Pricing yourself competitively
So, how much can you actually make as a freelance writer?
The short answer is: it depends.
As a rule of thumb, fledgling freelance writers without a lot of experience should be able to charge at least $0.10 a word (or $100 per 1000 words) for basic blog posts and web copy.
However, this rate can increase dramatically depending on the writing topic or the type of writing a freelancer is asked to create.
For instance, healthcare and digital marketing companies tend to have larger budgets and can pay freelancers anywhere from $0.15 to $0.30 a word ($150 or $300 per 1000 words)—and often much more.
Likewise, white papers, marketing emails, and video scripts go for much higher rates than short-form blog posts.
Keep in mind that you may be asked to quote an hourly rate, as opposed to a per project rate, especially if you accept copywriting assignments that don’t necessarily need a ton of words but do take time to research and edit.
In these cases, you’ll want to time yourself in advance and see how long it takes you on average to produce a comparable piece of work.

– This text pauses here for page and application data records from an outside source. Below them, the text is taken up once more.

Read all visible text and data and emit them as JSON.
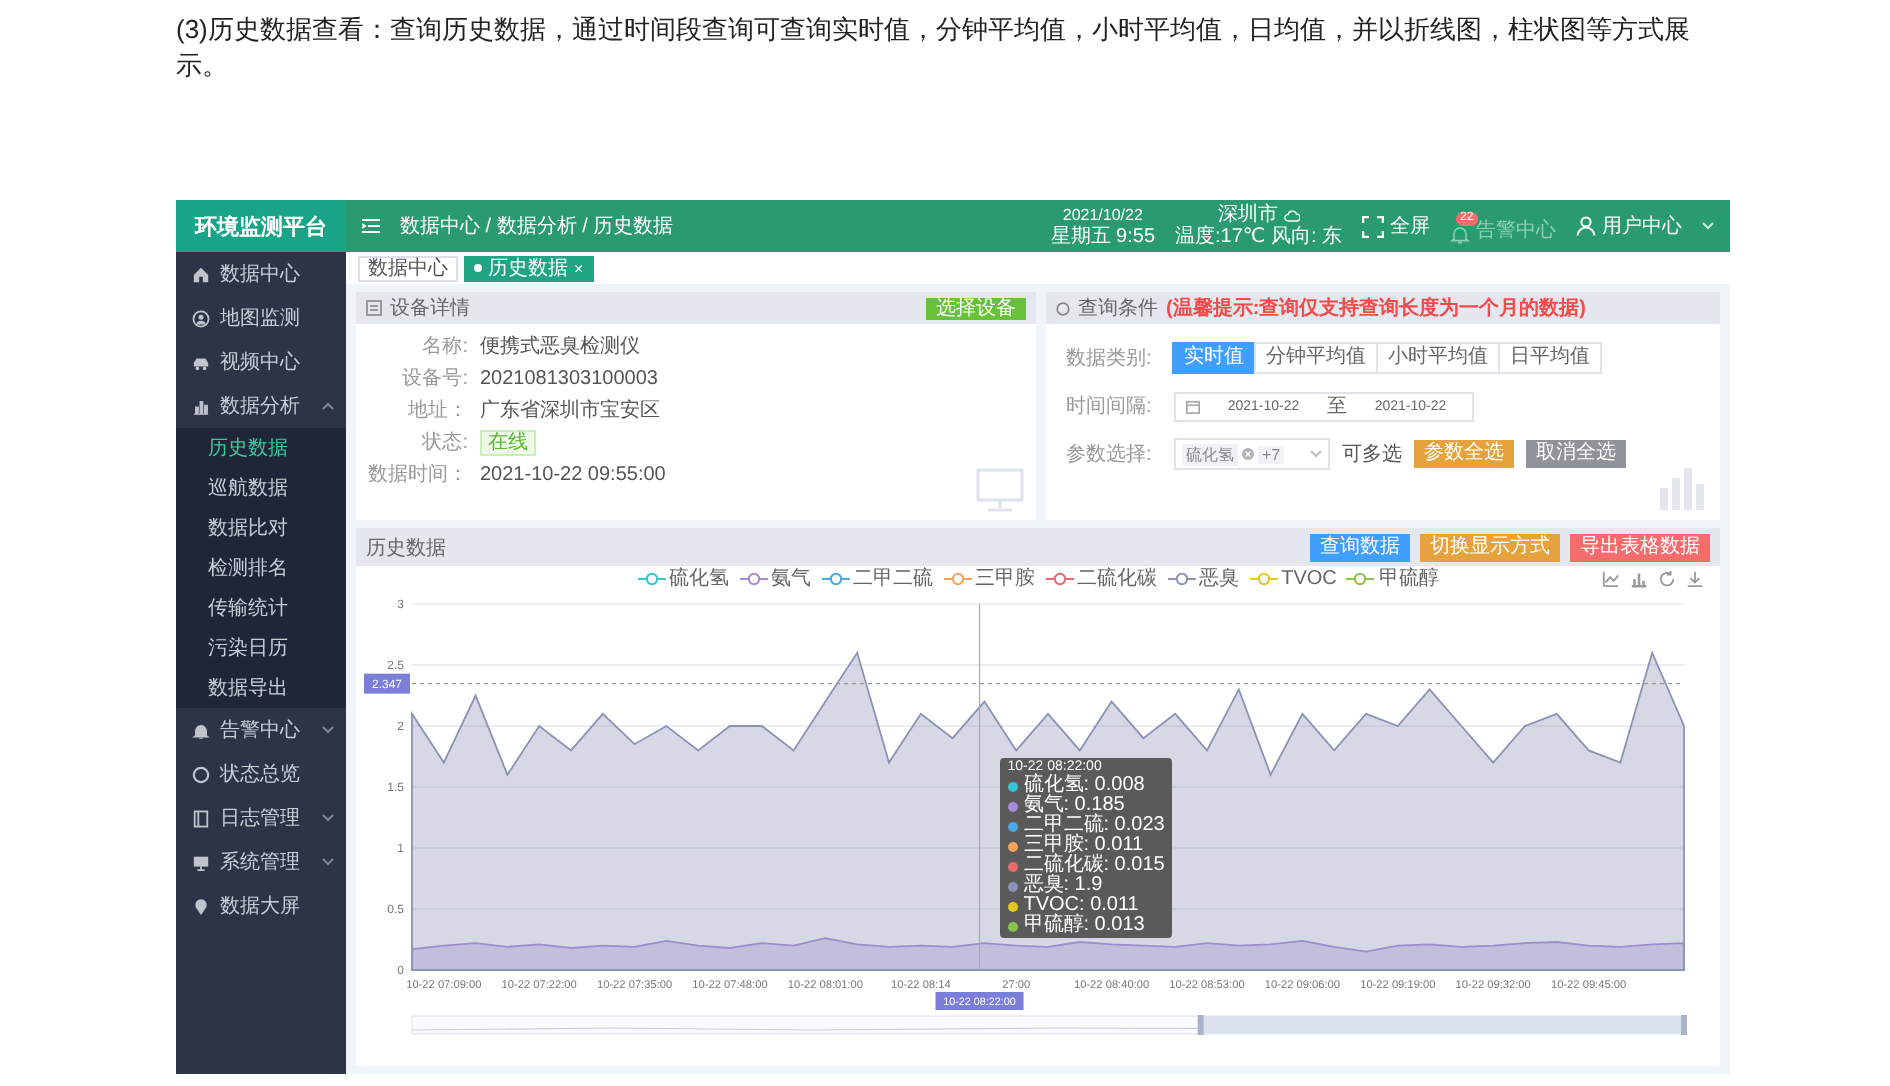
{
  "intro": "(3)历史数据查看：查询历史数据，通过时间段查询可查询实时值，分钟平均值，小时平均值，日均值，并以折线图，柱状图等方式展示。",
  "app": {
    "logo": "环境监测平台",
    "header": {
      "breadcrumb": "数据中心 / 数据分析 / 历史数据",
      "date": "2021/10/22",
      "weekday_time": "星期五 9:55",
      "city": "深圳市",
      "weather": "温度:17℃ 风向: 东",
      "fullscreen": "全屏",
      "alarm": {
        "label": "告警中心",
        "badge": "22",
        "disabled": true
      },
      "user": "用户中心"
    },
    "sidebar": {
      "items": [
        {
          "label": "数据中心",
          "selected": false
        },
        {
          "label": "地图监测",
          "selected": false
        },
        {
          "label": "视频中心",
          "selected": false
        },
        {
          "label": "数据分析",
          "selected": false,
          "expanded": true,
          "children": [
            {
              "label": "历史数据",
              "selected": true
            },
            {
              "label": "巡航数据",
              "selected": false
            },
            {
              "label": "数据比对",
              "selected": false
            },
            {
              "label": "检测排名",
              "selected": false
            },
            {
              "label": "传输统计",
              "selected": false
            },
            {
              "label": "污染日历",
              "selected": false
            },
            {
              "label": "数据导出",
              "selected": false
            }
          ]
        },
        {
          "label": "告警中心",
          "selected": false,
          "expanded": false
        },
        {
          "label": "状态总览",
          "selected": false
        },
        {
          "label": "日志管理",
          "selected": false,
          "expanded": false
        },
        {
          "label": "系统管理",
          "selected": false,
          "expanded": false
        },
        {
          "label": "数据大屏",
          "selected": false
        }
      ]
    },
    "tabs": [
      {
        "label": "数据中心",
        "selected": false
      },
      {
        "label": "历史数据",
        "selected": true,
        "close": "×"
      }
    ],
    "device": {
      "title": "设备详情",
      "button": "选择设备",
      "fields": [
        {
          "label": "名称:",
          "value": "便携式恶臭检测仪",
          "kind": "text"
        },
        {
          "label": "设备号:",
          "value": "2021081303100003",
          "kind": "text"
        },
        {
          "label": "地址：",
          "value": "广东省深圳市宝安区",
          "kind": "text"
        },
        {
          "label": "状态:",
          "value": "在线",
          "kind": "tag"
        },
        {
          "label": "数据时间：",
          "value": "2021-10-22 09:55:00",
          "kind": "text"
        }
      ]
    },
    "query": {
      "title": "查询条件",
      "notice": "(温馨提示:查询仅支持查询长度为一个月的数据)",
      "data_type": {
        "label": "数据类别:",
        "options": [
          {
            "label": "实时值",
            "selected": true
          },
          {
            "label": "分钟平均值",
            "selected": false
          },
          {
            "label": "小时平均值",
            "selected": false
          },
          {
            "label": "日平均值",
            "selected": false
          }
        ]
      },
      "time_range": {
        "label": "时间间隔:",
        "start": "2021-10-22",
        "separator": "至",
        "end": "2021-10-22"
      },
      "params": {
        "label": "参数选择:",
        "chip": "硫化氢",
        "more": "+7",
        "hint": "可多选",
        "buttons": [
          {
            "label": "参数全选",
            "kind": "warning"
          },
          {
            "label": "取消全选",
            "kind": "neutral"
          }
        ]
      }
    },
    "history": {
      "title": "历史数据",
      "buttons": [
        {
          "label": "查询数据",
          "kind": "primary"
        },
        {
          "label": "切换显示方式",
          "kind": "warning"
        },
        {
          "label": "导出表格数据",
          "kind": "danger"
        }
      ],
      "axis_pointer": {
        "x_label": "10-22 08:22:00"
      },
      "tooltip": {
        "title": "10-22 08:22:00",
        "rows": [
          "硫化氢: 0.008",
          "氨气: 0.185",
          "二甲二硫: 0.023",
          "三甲胺: 0.011",
          "二硫化碳: 0.015",
          "恶臭: 1.9",
          "TVOC: 0.011",
          "甲硫醇: 0.013"
        ]
      },
      "chart_data": {
        "type": "area",
        "ylim": [
          0,
          3
        ],
        "grid": true,
        "ref_lines": [
          {
            "axis": "y",
            "value": 2.347,
            "label": "2.347"
          }
        ],
        "categories": [
          null,
          "10-22 07:09:00",
          null,
          null,
          "10-22 07:22:00",
          null,
          null,
          "10-22 07:35:00",
          null,
          null,
          "10-22 07:48:00",
          null,
          null,
          "10-22 08:01:00",
          null,
          null,
          "10-22 08:14",
          null,
          null,
          "27:00",
          null,
          null,
          "10-22 08:40:00",
          null,
          null,
          "10-22 08:53:00",
          null,
          null,
          "10-22 09:06:00",
          null,
          null,
          "10-22 09:19:00",
          null,
          null,
          "10-22 09:32:00",
          null,
          null,
          "10-22 09:45:00",
          null,
          null,
          null
        ],
        "yticks": [
          {
            "value": 0,
            "label": "0"
          },
          {
            "value": 0.5,
            "label": "0.5"
          },
          {
            "value": 1,
            "label": "1"
          },
          {
            "value": 1.5,
            "label": "1.5"
          },
          {
            "value": 2,
            "label": "2"
          },
          {
            "value": 2.5,
            "label": "2.5"
          },
          {
            "value": 3,
            "label": "3"
          }
        ],
        "series": [
          {
            "name": "硫化氢",
            "color": "#37c3d6",
            "values": [
              null,
              null,
              null,
              null,
              null,
              null,
              null,
              null,
              null,
              null,
              null,
              null,
              null,
              null,
              null,
              null,
              null,
              null,
              null,
              null,
              null,
              null,
              null,
              null,
              null,
              null,
              null,
              null,
              null,
              null,
              null,
              null,
              null,
              null,
              null,
              null,
              null,
              null,
              null,
              null,
              null
            ]
          },
          {
            "name": "氨气",
            "color": "#a78bdb",
            "values": [
              0.17,
              0.2,
              0.22,
              0.19,
              0.21,
              0.18,
              0.2,
              0.19,
              0.24,
              0.2,
              0.18,
              0.22,
              0.2,
              0.26,
              0.21,
              0.19,
              0.2,
              0.19,
              0.22,
              0.2,
              0.19,
              0.23,
              0.21,
              0.2,
              0.19,
              0.22,
              0.2,
              0.21,
              0.24,
              0.19,
              0.15,
              0.2,
              0.21,
              0.19,
              0.2,
              0.22,
              0.23,
              0.2,
              0.19,
              0.21,
              0.22
            ]
          },
          {
            "name": "二甲二硫",
            "color": "#4aa8e8",
            "values": [
              null,
              null,
              null,
              null,
              null,
              null,
              null,
              null,
              null,
              null,
              null,
              null,
              null,
              null,
              null,
              null,
              null,
              null,
              null,
              null,
              null,
              null,
              null,
              null,
              null,
              null,
              null,
              null,
              null,
              null,
              null,
              null,
              null,
              null,
              null,
              null,
              null,
              null,
              null,
              null,
              null
            ]
          },
          {
            "name": "三甲胺",
            "color": "#f5a35c",
            "values": [
              null,
              null,
              null,
              null,
              null,
              null,
              null,
              null,
              null,
              null,
              null,
              null,
              null,
              null,
              null,
              null,
              null,
              null,
              null,
              null,
              null,
              null,
              null,
              null,
              null,
              null,
              null,
              null,
              null,
              null,
              null,
              null,
              null,
              null,
              null,
              null,
              null,
              null,
              null,
              null,
              null
            ]
          },
          {
            "name": "二硫化碳",
            "color": "#e86b6b",
            "values": [
              null,
              null,
              null,
              null,
              null,
              null,
              null,
              null,
              null,
              null,
              null,
              null,
              null,
              null,
              null,
              null,
              null,
              null,
              null,
              null,
              null,
              null,
              null,
              null,
              null,
              null,
              null,
              null,
              null,
              null,
              null,
              null,
              null,
              null,
              null,
              null,
              null,
              null,
              null,
              null,
              null
            ]
          },
          {
            "name": "恶臭",
            "color": "#8a93b5",
            "values": [
              2.1,
              1.7,
              2.25,
              1.6,
              2.0,
              1.8,
              2.1,
              1.85,
              2.0,
              1.8,
              2.0,
              2.0,
              1.8,
              2.2,
              2.6,
              1.7,
              2.1,
              1.9,
              2.2,
              1.8,
              2.1,
              1.8,
              2.2,
              1.9,
              2.1,
              1.8,
              2.3,
              1.6,
              2.1,
              1.8,
              2.1,
              2.0,
              2.3,
              2.0,
              1.7,
              2.0,
              2.1,
              1.8,
              1.7,
              2.6,
              2.0
            ]
          },
          {
            "name": "TVOC",
            "color": "#e6c619",
            "values": [
              null,
              null,
              null,
              null,
              null,
              null,
              null,
              null,
              null,
              null,
              null,
              null,
              null,
              null,
              null,
              null,
              null,
              null,
              null,
              null,
              null,
              null,
              null,
              null,
              null,
              null,
              null,
              null,
              null,
              null,
              null,
              null,
              null,
              null,
              null,
              null,
              null,
              null,
              null,
              null,
              null
            ]
          },
          {
            "name": "甲硫醇",
            "color": "#8bc34a",
            "values": [
              null,
              null,
              null,
              null,
              null,
              null,
              null,
              null,
              null,
              null,
              null,
              null,
              null,
              null,
              null,
              null,
              null,
              null,
              null,
              null,
              null,
              null,
              null,
              null,
              null,
              null,
              null,
              null,
              null,
              null,
              null,
              null,
              null,
              null,
              null,
              null,
              null,
              null,
              null,
              null,
              null
            ]
          }
        ]
      }
    }
  }
}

You can then work out your hourly rate based on your per project rate.
(For instance, if it takes you two hours to produce a 1000-word blog article you’d normally charge $200 for, you know your hourly rate should be at least $100 per hour).
Other factors that influence your freelance writing rates include the cost of living in your area, your business expenses, and your work schedule.
Bear in mind that as time goes on, you’ll grow faster and more knowledgeable about the writing you produce on a regular basis. This should be reflected in your fee, and you should regularly increase your writing rates for both new and existing clients.
Remember: as a freelancer, you’re responsible for everything, including your income taxes, insurance, and personal expenses. All of this should affect the freelance rates you charge (or accept).